SUPPLIED RECORDS section start

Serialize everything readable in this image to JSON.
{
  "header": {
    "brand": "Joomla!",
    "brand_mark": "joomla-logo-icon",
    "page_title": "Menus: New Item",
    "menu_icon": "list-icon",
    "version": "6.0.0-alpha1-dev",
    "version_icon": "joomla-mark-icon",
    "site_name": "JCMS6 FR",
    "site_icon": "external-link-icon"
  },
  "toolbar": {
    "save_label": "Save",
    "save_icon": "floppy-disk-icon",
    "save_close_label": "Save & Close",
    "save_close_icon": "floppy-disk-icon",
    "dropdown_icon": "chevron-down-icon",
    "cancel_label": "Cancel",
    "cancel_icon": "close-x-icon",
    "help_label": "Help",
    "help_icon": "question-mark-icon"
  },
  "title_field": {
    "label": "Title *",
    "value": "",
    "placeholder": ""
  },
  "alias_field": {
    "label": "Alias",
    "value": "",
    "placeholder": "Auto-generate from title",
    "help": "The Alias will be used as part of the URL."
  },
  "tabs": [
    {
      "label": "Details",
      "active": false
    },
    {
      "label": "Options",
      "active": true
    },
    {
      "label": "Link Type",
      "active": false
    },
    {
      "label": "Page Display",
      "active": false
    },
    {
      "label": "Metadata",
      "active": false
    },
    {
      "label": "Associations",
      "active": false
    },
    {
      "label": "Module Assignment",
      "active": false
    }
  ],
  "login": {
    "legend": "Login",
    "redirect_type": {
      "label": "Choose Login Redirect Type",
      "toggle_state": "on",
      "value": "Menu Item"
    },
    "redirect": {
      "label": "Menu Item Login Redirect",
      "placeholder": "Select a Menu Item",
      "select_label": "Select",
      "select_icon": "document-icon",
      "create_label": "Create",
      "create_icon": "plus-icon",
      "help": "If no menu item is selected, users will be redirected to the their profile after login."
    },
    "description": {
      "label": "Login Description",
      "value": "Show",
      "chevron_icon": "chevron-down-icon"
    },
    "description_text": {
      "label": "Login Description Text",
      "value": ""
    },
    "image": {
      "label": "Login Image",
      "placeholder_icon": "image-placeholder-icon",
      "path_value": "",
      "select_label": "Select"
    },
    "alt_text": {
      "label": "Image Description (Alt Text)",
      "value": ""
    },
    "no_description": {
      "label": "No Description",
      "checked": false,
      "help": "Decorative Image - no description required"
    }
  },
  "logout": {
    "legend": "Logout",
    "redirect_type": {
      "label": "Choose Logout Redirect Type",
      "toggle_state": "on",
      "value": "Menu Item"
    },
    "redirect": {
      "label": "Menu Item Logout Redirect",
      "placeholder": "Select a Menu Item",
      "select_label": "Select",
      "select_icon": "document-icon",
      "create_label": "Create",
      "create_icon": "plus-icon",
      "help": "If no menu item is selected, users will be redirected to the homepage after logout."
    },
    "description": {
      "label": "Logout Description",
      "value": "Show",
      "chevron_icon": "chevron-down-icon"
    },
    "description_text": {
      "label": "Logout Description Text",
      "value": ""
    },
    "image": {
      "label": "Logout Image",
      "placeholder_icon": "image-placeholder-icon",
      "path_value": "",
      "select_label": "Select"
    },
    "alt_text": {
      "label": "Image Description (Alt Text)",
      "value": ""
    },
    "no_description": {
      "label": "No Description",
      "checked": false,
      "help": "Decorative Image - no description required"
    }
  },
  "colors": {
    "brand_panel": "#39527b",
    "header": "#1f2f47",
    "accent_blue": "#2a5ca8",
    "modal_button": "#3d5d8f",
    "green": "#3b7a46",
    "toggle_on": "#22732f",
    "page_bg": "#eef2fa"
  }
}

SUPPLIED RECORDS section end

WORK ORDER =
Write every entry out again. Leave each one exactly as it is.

OUTPUT OF THE EXERCISE =
Serialize everything readable in this image to JSON.
{
  "header": {
    "brand": "Joomla!",
    "brand_mark": "joomla-logo-icon",
    "page_title": "Menus: New Item",
    "menu_icon": "list-icon",
    "version": "6.0.0-alpha1-dev",
    "version_icon": "joomla-mark-icon",
    "site_name": "JCMS6 FR",
    "site_icon": "external-link-icon"
  },
  "toolbar": {
    "save_label": "Save",
    "save_icon": "floppy-disk-icon",
    "save_close_label": "Save & Close",
    "save_close_icon": "floppy-disk-icon",
    "dropdown_icon": "chevron-down-icon",
    "cancel_label": "Cancel",
    "cancel_icon": "close-x-icon",
    "help_label": "Help",
    "help_icon": "question-mark-icon"
  },
  "title_field": {
    "label": "Title *",
    "value": "",
    "placeholder": ""
  },
  "alias_field": {
    "label": "Alias",
    "value": "",
    "placeholder": "Auto-generate from title",
    "help": "The Alias will be used as part of the URL."
  },
  "tabs": [
    {
      "label": "Details",
      "active": false
    },
    {
      "label": "Options",
      "active": true
    },
    {
      "label": "Link Type",
      "active": false
    },
    {
      "label": "Page Display",
      "active": false
    },
    {
      "label": "Metadata",
      "active": false
    },
    {
      "label": "Associations",
      "active": false
    },
    {
      "label": "Module Assignment",
      "active": false
    }
  ],
  "login": {
    "legend": "Login",
    "redirect_type": {
      "label": "Choose Login Redirect Type",
      "toggle_state": "on",
      "value": "Menu Item"
    },
    "redirect": {
      "label": "Menu Item Login Redirect",
      "placeholder": "Select a Menu Item",
      "select_label": "Select",
      "select_icon": "document-icon",
      "create_label": "Create",
      "create_icon": "plus-icon",
      "help": "If no menu item is selected, users will be redirected to the their profile after login."
    },
    "description": {
      "label": "Login Description",
      "value": "Show",
      "chevron_icon": "chevron-down-icon"
    },
    "description_text": {
      "label": "Login Description Text",
      "value": ""
    },
    "image": {
      "label": "Login Image",
      "placeholder_icon": "image-placeholder-icon",
      "path_value": "",
      "select_label": "Select"
    },
    "alt_text": {
      "label": "Image Description (Alt Text)",
      "value": ""
    },
    "no_description": {
      "label": "No Description",
      "checked": false,
      "help": "Decorative Image - no description required"
    }
  },
  "logout": {
    "legend": "Logout",
    "redirect_type": {
      "label": "Choose Logout Redirect Type",
      "toggle_state": "on",
      "value": "Menu Item"
    },
    "redirect": {
      "label": "Menu Item Logout Redirect",
      "placeholder": "Select a Menu Item",
      "select_label": "Select",
      "select_icon": "document-icon",
      "create_label": "Create",
      "create_icon": "plus-icon",
      "help": "If no menu item is selected, users will be redirected to the homepage after logout."
    },
    "description": {
      "label": "Logout Description",
      "value": "Show",
      "chevron_icon": "chevron-down-icon"
    },
    "description_text": {
      "label": "Logout Description Text",
      "value": ""
    },
    "image": {
      "label": "Logout Image",
      "placeholder_icon": "image-placeholder-icon",
      "path_value": "",
      "select_label": "Select"
    },
    "alt_text": {
      "label": "Image Description (Alt Text)",
      "value": ""
    },
    "no_description": {
      "label": "No Description",
      "checked": false,
      "help": "Decorative Image - no description required"
    }
  },
  "colors": {
    "brand_panel": "#39527b",
    "header": "#1f2f47",
    "accent_blue": "#2a5ca8",
    "modal_button": "#3d5d8f",
    "green": "#3b7a46",
    "toggle_on": "#22732f",
    "page_bg": "#eef2fa"
  }
}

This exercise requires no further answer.